You can abstract and decouple the whole flow from any framework 🙌. You can use this FSM with any library, such as React, React-Native, Vue, Svelte, Preact, Angular...
Demo time 🕹
To see our FSM in action I built a demo app with
React so I can show you how our application works! The example is a dummy app that calls a Pokemon API and renders the result, a common task in front-end development nowadays.
Take a look at the CodeSandbox below 👇 and try to break the UI:
- Disable your Internet connection and try to click the button 🔌
- Try to click the button multiple times 👈
- Simulate a slow network connection 🐌
The first thing I did was to define all the UI for every state in our machine. Using a simple
switch statement to do the conditional rendering:
Once our app knows how to render every state of the machine, we need to define the transitions between the states in response to events (inputs). Remember that our FSM has the following inputs:
In this case, I'm using a
useStateMachine hook from a library, just to avoid having to implement the not-so-relevant React part of the state handling. This hook receives the state machine we defined before as a configuration argument.
The hook exposes the
state that is an object which contains the current state of the machine we defined and the
send function which is the state transition function (δ: S x Σ -> S). Also, we have a
pokemon state variable to save the API response.
So, to transition from a state to another, we will call the

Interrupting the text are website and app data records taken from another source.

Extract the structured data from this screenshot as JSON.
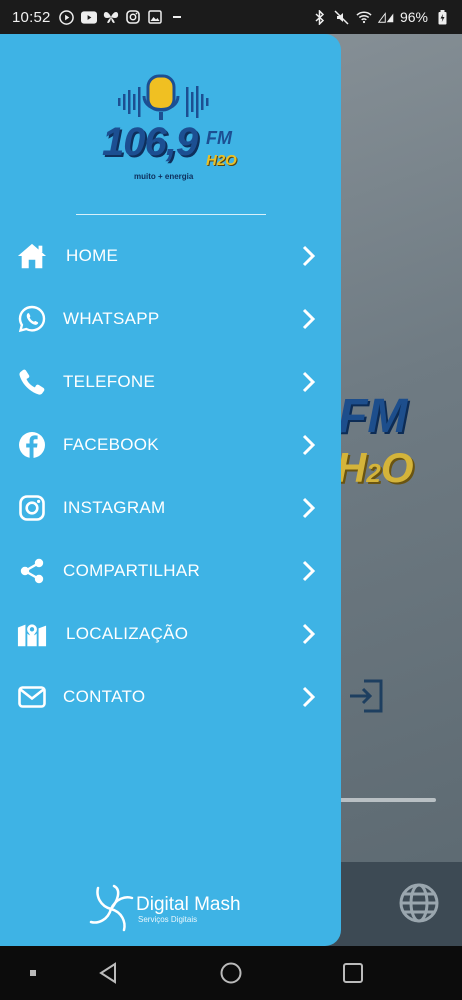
{
  "status_bar": {
    "time": "10:52",
    "battery": "96%",
    "left_icons": [
      "play-icon",
      "youtube-icon",
      "butterfly-icon",
      "instagram-icon",
      "image-icon",
      "minus-icon"
    ],
    "right_icons": [
      "bluetooth-icon",
      "mute-icon",
      "wifi-icon",
      "signal-icon",
      "battery-icon"
    ]
  },
  "logo": {
    "frequency": "106,9",
    "fm": "FM",
    "h2o": "H2O",
    "tagline": "muito + energia"
  },
  "menu": [
    {
      "label": "HOME",
      "icon": "home-icon"
    },
    {
      "label": "WHATSAPP",
      "icon": "whatsapp-icon"
    },
    {
      "label": "TELEFONE",
      "icon": "phone-icon"
    },
    {
      "label": "FACEBOOK",
      "icon": "facebook-icon"
    },
    {
      "label": "INSTAGRAM",
      "icon": "instagram-icon"
    },
    {
      "label": "COMPARTILHAR",
      "icon": "share-icon"
    },
    {
      "label": "LOCALIZAÇÃO",
      "icon": "map-icon"
    },
    {
      "label": "CONTATO",
      "icon": "envelope-icon"
    }
  ],
  "footer": {
    "brand_name": "Digital Mash",
    "brand_sub": "Serviços Digitais"
  },
  "background": {
    "fm": "FM",
    "h": "H",
    "two": "2",
    "o": "O"
  },
  "colors": {
    "drawer": "#3eb3e5",
    "text": "#ffffff",
    "status_bar": "#1b1b1b"
  }
}
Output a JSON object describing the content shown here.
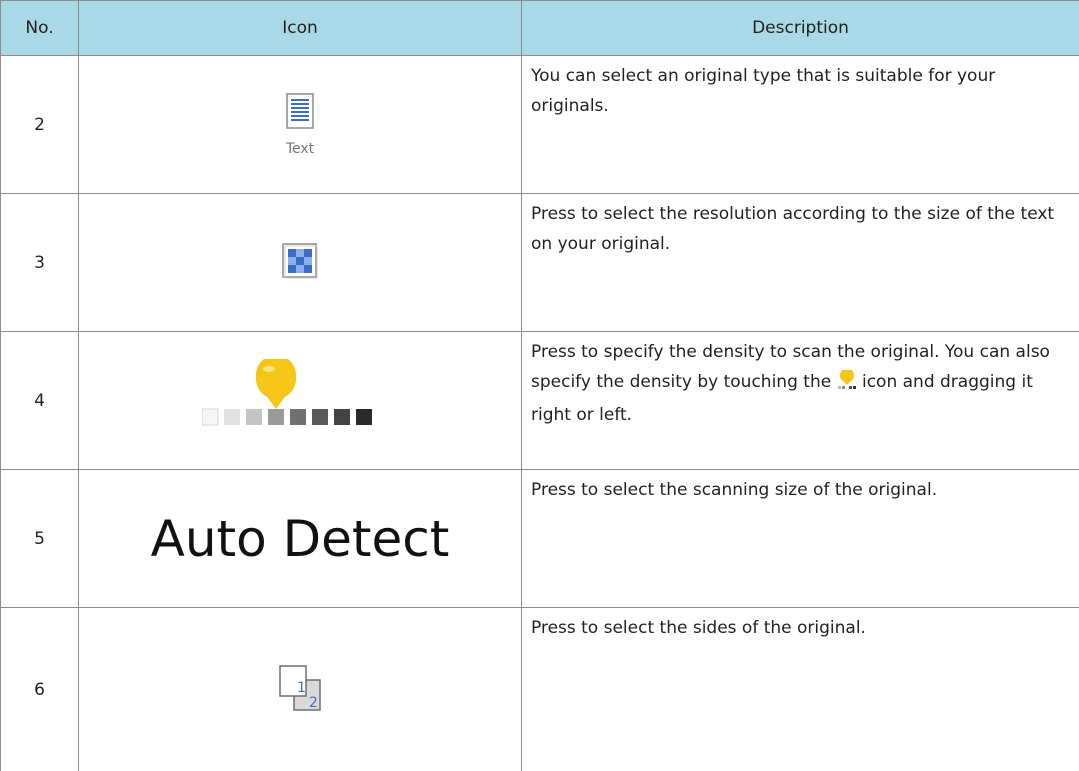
{
  "table": {
    "headers": {
      "no": "No.",
      "icon": "Icon",
      "description": "Description"
    },
    "rows": [
      {
        "no": "2",
        "icon_name": "original-type-text-icon",
        "icon_label": "Text",
        "description": "You can select an original type that is suitable for your originals."
      },
      {
        "no": "3",
        "icon_name": "resolution-icon",
        "description": "Press to select the resolution according to the size of the text on your original."
      },
      {
        "no": "4",
        "icon_name": "density-slider-icon",
        "description_part1": "Press to specify the density to scan the original. You can also specify the density by touching the ",
        "description_part2": " icon and dragging it right or left."
      },
      {
        "no": "5",
        "icon_name": "auto-detect-label",
        "icon_text": "Auto Detect",
        "description": "Press to select the scanning size of the original."
      },
      {
        "no": "6",
        "icon_name": "sides-icon",
        "icon_digits": [
          "1",
          "2"
        ],
        "description": "Press to select the sides of the original."
      }
    ]
  },
  "colors": {
    "header_bg": "#a9d8e6",
    "icon_blue": "#3b6fc7",
    "pin_yellow": "#f5c518",
    "border": "#8c8c8c"
  }
}
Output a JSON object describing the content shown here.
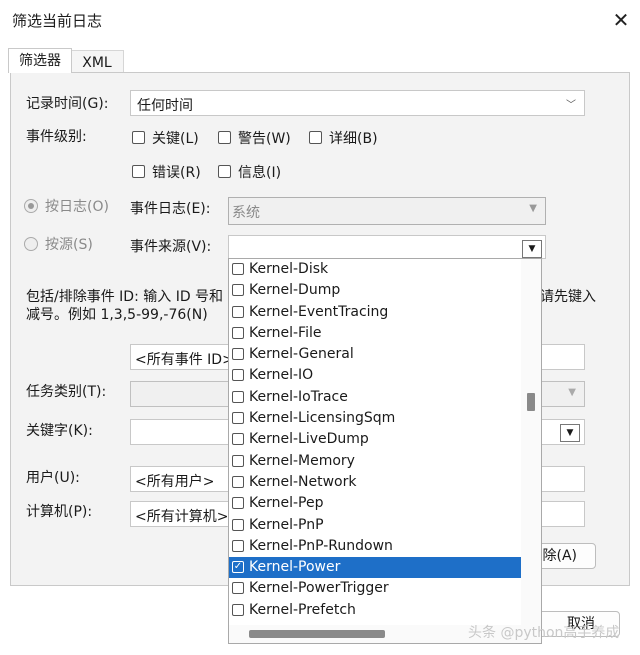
{
  "window": {
    "title": "筛选当前日志",
    "close_icon": "close-icon"
  },
  "tabs": [
    {
      "label": "筛选器"
    },
    {
      "label": "XML"
    }
  ],
  "logged": {
    "label": "记录时间(G):",
    "value": "任何时间"
  },
  "event_level": {
    "label": "事件级别:",
    "critical": "关键(L)",
    "warning": "警告(W)",
    "verbose": "详细(B)",
    "error": "错误(R)",
    "information": "信息(I)"
  },
  "by_log": {
    "label": "按日志(O)",
    "selected": true
  },
  "by_source": {
    "label": "按源(S)",
    "selected": false
  },
  "event_logs": {
    "label": "事件日志(E):",
    "value": "系统"
  },
  "event_sources": {
    "label": "事件来源(V):",
    "value": ""
  },
  "event_id": {
    "desc_prefix": "包括/排除事件 ID: 输入 ID 号和",
    "desc_suffix": "请先键入",
    "desc_line2": "减号。例如 1,3,5-99,-76(N)",
    "value": "<所有事件 ID>"
  },
  "task_category": {
    "label": "任务类别(T):"
  },
  "keywords": {
    "label": "关键字(K):"
  },
  "user": {
    "label": "用户(U):",
    "value": "<所有用户>"
  },
  "computer": {
    "label": "计算机(P):",
    "value": "<所有计算机>"
  },
  "buttons": {
    "clear": "除(A)",
    "cancel": "取消"
  },
  "source_list": [
    {
      "name": "Kernel-Disk",
      "checked": false
    },
    {
      "name": "Kernel-Dump",
      "checked": false
    },
    {
      "name": "Kernel-EventTracing",
      "checked": false
    },
    {
      "name": "Kernel-File",
      "checked": false
    },
    {
      "name": "Kernel-General",
      "checked": false
    },
    {
      "name": "Kernel-IO",
      "checked": false
    },
    {
      "name": "Kernel-IoTrace",
      "checked": false
    },
    {
      "name": "Kernel-LicensingSqm",
      "checked": false
    },
    {
      "name": "Kernel-LiveDump",
      "checked": false
    },
    {
      "name": "Kernel-Memory",
      "checked": false
    },
    {
      "name": "Kernel-Network",
      "checked": false
    },
    {
      "name": "Kernel-Pep",
      "checked": false
    },
    {
      "name": "Kernel-PnP",
      "checked": false
    },
    {
      "name": "Kernel-PnP-Rundown",
      "checked": false
    },
    {
      "name": "Kernel-Power",
      "checked": true
    },
    {
      "name": "Kernel-PowerTrigger",
      "checked": false
    },
    {
      "name": "Kernel-Prefetch",
      "checked": false
    }
  ],
  "watermark": "头条 @python高手养成",
  "colors": {
    "selection": "#1e6fc8",
    "panel": "#f3f3f3"
  }
}
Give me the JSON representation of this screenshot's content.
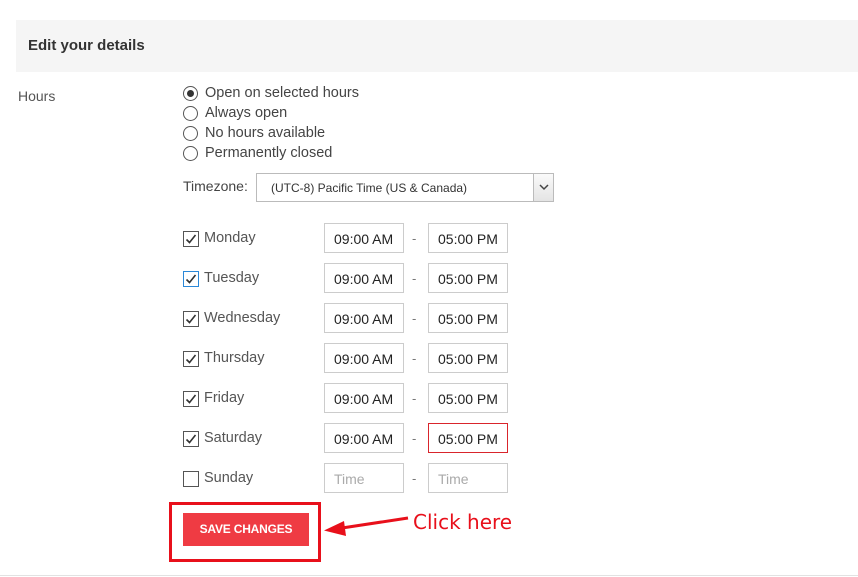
{
  "header": {
    "title": "Edit your details"
  },
  "hours": {
    "label": "Hours",
    "options": [
      {
        "label": "Open on selected hours",
        "checked": true
      },
      {
        "label": "Always open",
        "checked": false
      },
      {
        "label": "No hours available",
        "checked": false
      },
      {
        "label": "Permanently closed",
        "checked": false
      }
    ]
  },
  "timezone": {
    "label": "Timezone:",
    "selected": "(UTC-8) Pacific Time (US & Canada)"
  },
  "days": [
    {
      "name": "Monday",
      "checked": true,
      "start": "09:00 AM",
      "end": "05:00 PM"
    },
    {
      "name": "Tuesday",
      "checked": true,
      "start": "09:00 AM",
      "end": "05:00 PM"
    },
    {
      "name": "Wednesday",
      "checked": true,
      "start": "09:00 AM",
      "end": "05:00 PM"
    },
    {
      "name": "Thursday",
      "checked": true,
      "start": "09:00 AM",
      "end": "05:00 PM"
    },
    {
      "name": "Friday",
      "checked": true,
      "start": "09:00 AM",
      "end": "05:00 PM"
    },
    {
      "name": "Saturday",
      "checked": true,
      "start": "09:00 AM",
      "end": "05:00 PM"
    },
    {
      "name": "Sunday",
      "checked": false,
      "start": "",
      "end": "",
      "placeholder": "Time"
    }
  ],
  "separator": "-",
  "save_button": {
    "label": "SAVE CHANGES"
  },
  "annotation": {
    "text": "Click here"
  },
  "colors": {
    "accent": "#ef3b43",
    "annotation": "#e8101b",
    "focus": "#2b88d8"
  }
}
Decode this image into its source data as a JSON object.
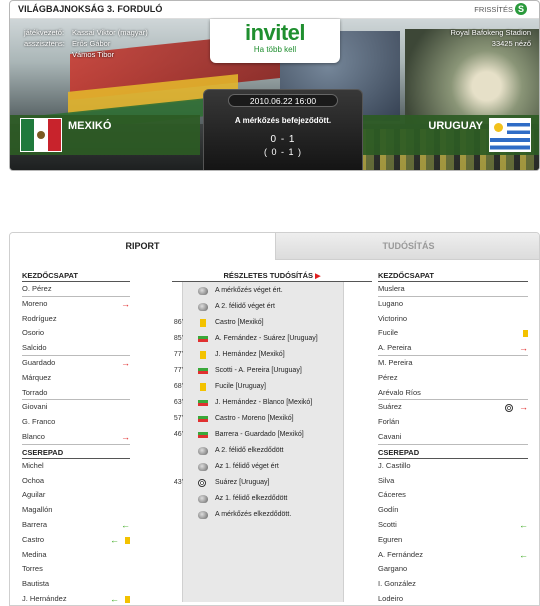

send Function passing an
Input as an argument.
As you can see we have a
onFetchPokemon function to make the API request. As soon as you click the Button, we will send a
FETCH input and as a result of this, we will transition the state to
If there's an error, we're going to catch it and send a
REJECT input to transition the state to
If everything works well we will save the response into the
pokemon state variable and then send a
RESOLVE input to transition the state to
Our UI already knows what needs to render on every state, so basically, we've got all the possible scenarios covered 🎉. We're 100% free of bugs! 💯
Let's do a quick summary of the benefits of composing user interfaces with FSM:
- Contemplate and plan all the possible states of the application 🧠
- Document the application flow, to make it more accessible to non-dev people 📝
- Predictable and declarative UIs 📖
- Makes code bases easier to maintain 💖
- No unexpected bugs 🐛
I didn't use any library on purpose to build the FSM, but I would really recommend looking at the following tools If you plan to incorporate them into production:
Enjoyed the article? 😍